City secures funding for Blue Hill Ave. bus lanes
Plan will incorporate protected bike lanes on corridor
When city and state officials gathered at the corner of Columbus and Walnut Avenues in October to mark the opening of the city’s first center-running bus lane, notably absent was representation from the Garrison Trotter Neighborhood Association, the resident group that claims many of the streets around the new lane.
“It’s a terrible design,” said the organization’s president, Louis Elisa, who lives on Seaver Street, half a block away from where the bus lane begins at Walnut Avenue. “It’s dangerous. It restricts and prohibits the flow of traffic.”
While the design has elicited negative reviews from some local homeowners and drivers, transit advocates and elected officials are bullish on extending the protected bus lane, which excludes car traffic and reduces the time buses take traveling to and from the Ruggles Orange Line station.
U.S. Representatives Ayanna Pressley and Stephen Lynch have secured $15 million in federal funding toward a similar project nearby, building out center bus lanes and protected bike lanes on the 2.6-mile stretch of Blue Hill Avenue between Mattapan Square and Grove Hall.
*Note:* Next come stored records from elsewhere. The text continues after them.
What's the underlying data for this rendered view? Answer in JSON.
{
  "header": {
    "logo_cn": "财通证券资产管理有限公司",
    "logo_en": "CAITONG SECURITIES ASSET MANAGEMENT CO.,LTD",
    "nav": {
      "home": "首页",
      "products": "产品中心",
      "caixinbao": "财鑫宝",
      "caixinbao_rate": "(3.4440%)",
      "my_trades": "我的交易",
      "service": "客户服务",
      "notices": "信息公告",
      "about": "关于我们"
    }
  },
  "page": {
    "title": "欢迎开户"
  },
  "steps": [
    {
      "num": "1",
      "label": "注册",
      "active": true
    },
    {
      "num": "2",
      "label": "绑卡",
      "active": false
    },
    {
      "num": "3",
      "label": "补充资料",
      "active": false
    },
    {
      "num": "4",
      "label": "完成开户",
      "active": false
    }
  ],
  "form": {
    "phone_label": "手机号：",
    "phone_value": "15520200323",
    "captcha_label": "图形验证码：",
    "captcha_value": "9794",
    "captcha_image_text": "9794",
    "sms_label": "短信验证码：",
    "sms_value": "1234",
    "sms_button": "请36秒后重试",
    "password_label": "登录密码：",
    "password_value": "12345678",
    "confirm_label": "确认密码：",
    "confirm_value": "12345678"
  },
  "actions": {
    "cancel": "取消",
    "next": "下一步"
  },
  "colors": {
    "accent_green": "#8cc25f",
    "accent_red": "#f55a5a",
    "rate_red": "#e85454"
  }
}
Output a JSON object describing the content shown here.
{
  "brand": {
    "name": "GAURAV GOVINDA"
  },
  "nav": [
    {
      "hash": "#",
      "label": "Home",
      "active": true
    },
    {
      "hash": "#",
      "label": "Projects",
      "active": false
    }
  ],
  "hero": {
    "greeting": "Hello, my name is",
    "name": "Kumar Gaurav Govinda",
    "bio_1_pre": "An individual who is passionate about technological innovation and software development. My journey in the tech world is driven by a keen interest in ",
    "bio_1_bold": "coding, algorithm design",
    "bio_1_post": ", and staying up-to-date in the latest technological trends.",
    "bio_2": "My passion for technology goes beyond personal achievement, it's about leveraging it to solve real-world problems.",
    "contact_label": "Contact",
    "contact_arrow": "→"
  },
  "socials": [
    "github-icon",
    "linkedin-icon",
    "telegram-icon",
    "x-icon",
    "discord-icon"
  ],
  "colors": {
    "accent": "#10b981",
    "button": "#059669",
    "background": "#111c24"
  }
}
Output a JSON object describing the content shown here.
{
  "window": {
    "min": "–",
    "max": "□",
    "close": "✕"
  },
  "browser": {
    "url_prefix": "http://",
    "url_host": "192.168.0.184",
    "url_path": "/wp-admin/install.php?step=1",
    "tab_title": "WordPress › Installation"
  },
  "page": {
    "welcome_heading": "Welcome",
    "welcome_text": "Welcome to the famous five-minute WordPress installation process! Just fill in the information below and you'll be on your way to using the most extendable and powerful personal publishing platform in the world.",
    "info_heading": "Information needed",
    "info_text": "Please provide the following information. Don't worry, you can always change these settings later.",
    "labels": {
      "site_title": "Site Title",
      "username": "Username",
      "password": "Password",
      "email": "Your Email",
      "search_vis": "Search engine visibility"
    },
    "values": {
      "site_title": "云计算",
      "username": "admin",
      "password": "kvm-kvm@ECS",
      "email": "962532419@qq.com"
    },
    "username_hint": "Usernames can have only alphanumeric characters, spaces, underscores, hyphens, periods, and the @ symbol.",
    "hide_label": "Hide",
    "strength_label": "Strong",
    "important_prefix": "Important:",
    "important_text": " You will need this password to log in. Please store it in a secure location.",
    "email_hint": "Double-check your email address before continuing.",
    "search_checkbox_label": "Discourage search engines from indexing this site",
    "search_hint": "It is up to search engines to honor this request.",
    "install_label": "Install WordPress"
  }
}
That proposal, like the Columbus Avenue bus lane, has generated some resistance.
“Some people love it, but it’s a love-or-hate thing,” notes Fatima Ali-Salaam, president of the Greater Mattapan Neighborhood Council. “But people recognize that something has to change. Every day, bus routes coming out of Mattapan station are overcrowded and late.”
As the number of cars registered in the Greater Boston area has risen in recent years and the city’s overall population has gone up by nearly 60,000 people in the last decade, Boston’s traffic has become among the second worst in the country, behind that of New York.
Between 2014 and 2019, more than 300,000 new vehicles were registered in the Greater Boston area, according to a 2019 analysis of census data by the Boston Globe.
Ali-Salaam says regional traffic patterns have a tight grip on Blue Hill Avenue, with most of the traffic on the thoroughfare originating in south-of-Boston towns such as Milton, Randolph, Stoughton and Brockton.
At the same time, Mattapan residents, who despite having relatively high homeownership rates have a median income of just $44,000, are heavily public transit-dependent.
“In Mattapan and Greater Mattapan, we are heavily dependent on buses,” she said.
The center bus lane proposed for Mattapan would reduce the number of travel lanes open to passenger cars and trucks, with traffic on the thoroughfare down to one lane in some areas to accommodate protected bicycle lanes. Although a 2021 City of Boston survey found that just 4.4% of commuters currently rely on bicycles to get to work, nearly twice as many respondents – 8% – said they planned to bike to work when they return to the office post-pandemic.
Jarred Johnson, executive director of the transit advocacy group TransitMatters, said the city’s plans to reduce auto traffic on major thoroughfares makes sense, given the ever-increasing number of cars in the city.
“Most folks look at our city and say we have too many cars as it is,” he said. “The city is choking on traffic. Another problem with incentivizing new cars is that it raises rates of asthma and other respiratory ailments.”
Johnson said that restricting auto traffic should happen in concert with improvements to public transit, such as reserved bus lanes. Those planned on Blue Hill Avenue could greatly reduce travel times between Mattapan and Ruggles stations.
Johnson’s group advocates upgrading the MBTA’s commuter rail network with modern rolling stock that would enable the agency to run trains faster and more frequently, bringing rapid transit to the underutilized rail network.
Providing more frequent service to cities and towns outside of Boston, such as Brockton, Worcester and Lowell, would go a long way toward reducing auto traffic on Blue Hill Avenue and other Boston thoroughfares, Johnson said.
Ali-Salaam said that without public transit improvements, traffic in Mattapan will only get worse.
“It can take you an hour to drive from Mattapan to Government Center,” she said. “It’s not sustainable. Our streets are not designed for the amount of traffic we have.”
Timeline and cost
City officials requested $25 million for the Blue Hill Avenue project from U.S. Department of Transportation’s RAISE (Rebuilding American Infrastructure with Sustainability and Equity) funding program and estimated its total cost would be $39.5 million. In a statement sent to the Banner, a Mayor’s Press Office spokesperson said the city and MBTA would seek additional sources of federal funding.
City and state officials are currently in the process of hiring community outreach consultants to seek input from neighborhood groups on the design of the project.
“We will be spending the next 18 months conducting an extensive community process with local groups and bus riders to develop concept and final designs for the bus lanes, pedestrian safety measures, and the accommodation of bike facilities,” the city’s spokesperson said. “Greenscape, including additional trees, will be part of the design work. This will also involve going door to door and talking with abutters, including businesses and churches, along the corridor to understand and address parking needs.”
City officials expect to finalize design of the project by spring of 2023 at the earliest.